YOUR INSTRUCTIONS :: Return, from the lines below, each one that includes the word "content".

Dataset rows describing interfaces ::

☆ ☆ ☆ ☆

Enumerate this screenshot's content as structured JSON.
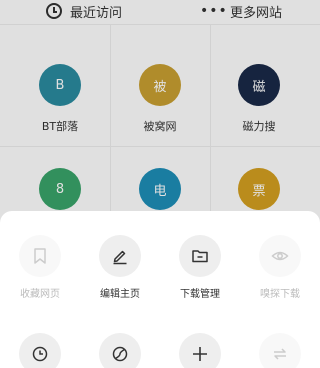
{
  "top_tabs": {
    "recent_label": "最近访问",
    "more_label": "更多网站",
    "more_glyph": "•••"
  },
  "sites": [
    {
      "label": "BT部落",
      "glyph": "B",
      "color": "#2b8ba0"
    },
    {
      "label": "被窝网",
      "glyph": "被",
      "color": "#c9a032"
    },
    {
      "label": "磁力搜",
      "glyph": "磁",
      "color": "#1a2a48"
    },
    {
      "label": "",
      "glyph": "8",
      "color": "#3aa46a"
    },
    {
      "label": "",
      "glyph": "电",
      "color": "#1e8fb8"
    },
    {
      "label": "",
      "glyph": "票",
      "color": "#d4a020"
    }
  ],
  "menu": {
    "row1": [
      {
        "label": "收藏网页",
        "icon": "bookmark-icon",
        "enabled": false
      },
      {
        "label": "编辑主页",
        "icon": "pencil-icon",
        "enabled": true
      },
      {
        "label": "下载管理",
        "icon": "download-folder-icon",
        "enabled": true
      },
      {
        "label": "嗅探下载",
        "icon": "eye-icon",
        "enabled": false
      }
    ],
    "row2": [
      {
        "label": "",
        "icon": "clock-icon",
        "enabled": true
      },
      {
        "label": "",
        "icon": "planet-icon",
        "enabled": true
      },
      {
        "label": "",
        "icon": "plus-icon",
        "enabled": true
      },
      {
        "label": "",
        "icon": "swap-icon",
        "enabled": false
      }
    ]
  },
  "colors": {
    "icon_enabled": "#333333",
    "icon_disabled": "#cccccc"
  }
}
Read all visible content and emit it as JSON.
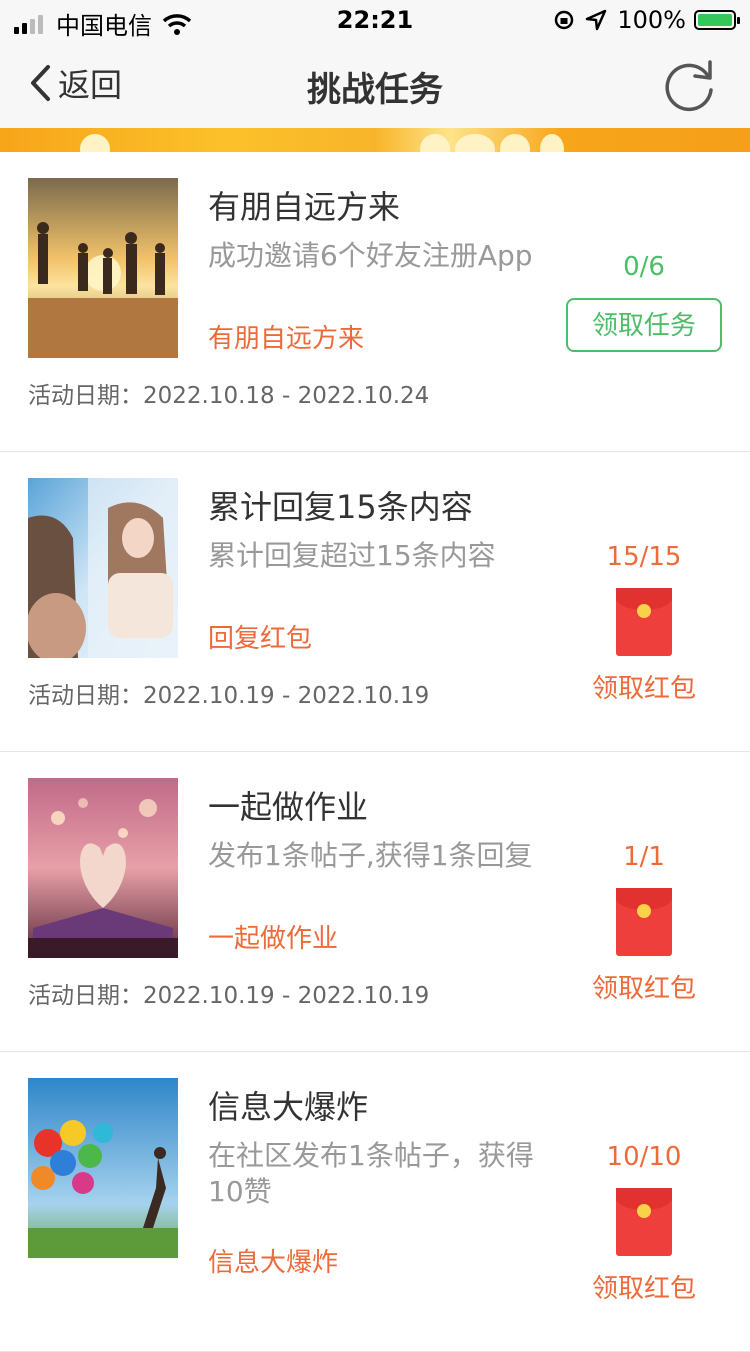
{
  "status_bar": {
    "carrier": "中国电信",
    "time": "22:21",
    "battery": "100%"
  },
  "nav": {
    "back_label": "返回",
    "title": "挑战任务"
  },
  "colors": {
    "accent_green": "#4cbe67",
    "accent_orange": "#ef6a3a",
    "redpack": "#ef3f3c"
  },
  "tasks": [
    {
      "title": "有朋自远方来",
      "desc": "成功邀请6个好友注册App",
      "tag": "有朋自远方来",
      "date": "活动日期：2022.10.18 - 2022.10.24",
      "progress": "0/6",
      "action": "领取任务"
    },
    {
      "title": "累计回复15条内容",
      "desc": "累计回复超过15条内容",
      "tag": "回复红包",
      "date": "活动日期：2022.10.19 - 2022.10.19",
      "progress": "15/15",
      "action": "领取红包"
    },
    {
      "title": "一起做作业",
      "desc": "发布1条帖子,获得1条回复",
      "tag": "一起做作业",
      "date": "活动日期：2022.10.19 - 2022.10.19",
      "progress": "1/1",
      "action": "领取红包"
    },
    {
      "title": "信息大爆炸",
      "desc": "在社区发布1条帖子，获得10赞",
      "tag": "信息大爆炸",
      "date": "",
      "progress": "10/10",
      "action": "领取红包"
    }
  ]
}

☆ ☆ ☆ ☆

ANSWER TO THIS PROBLEM ::
Enumerate this screenshot's content as structured JSON.
Read all visible content and emit it as JSON.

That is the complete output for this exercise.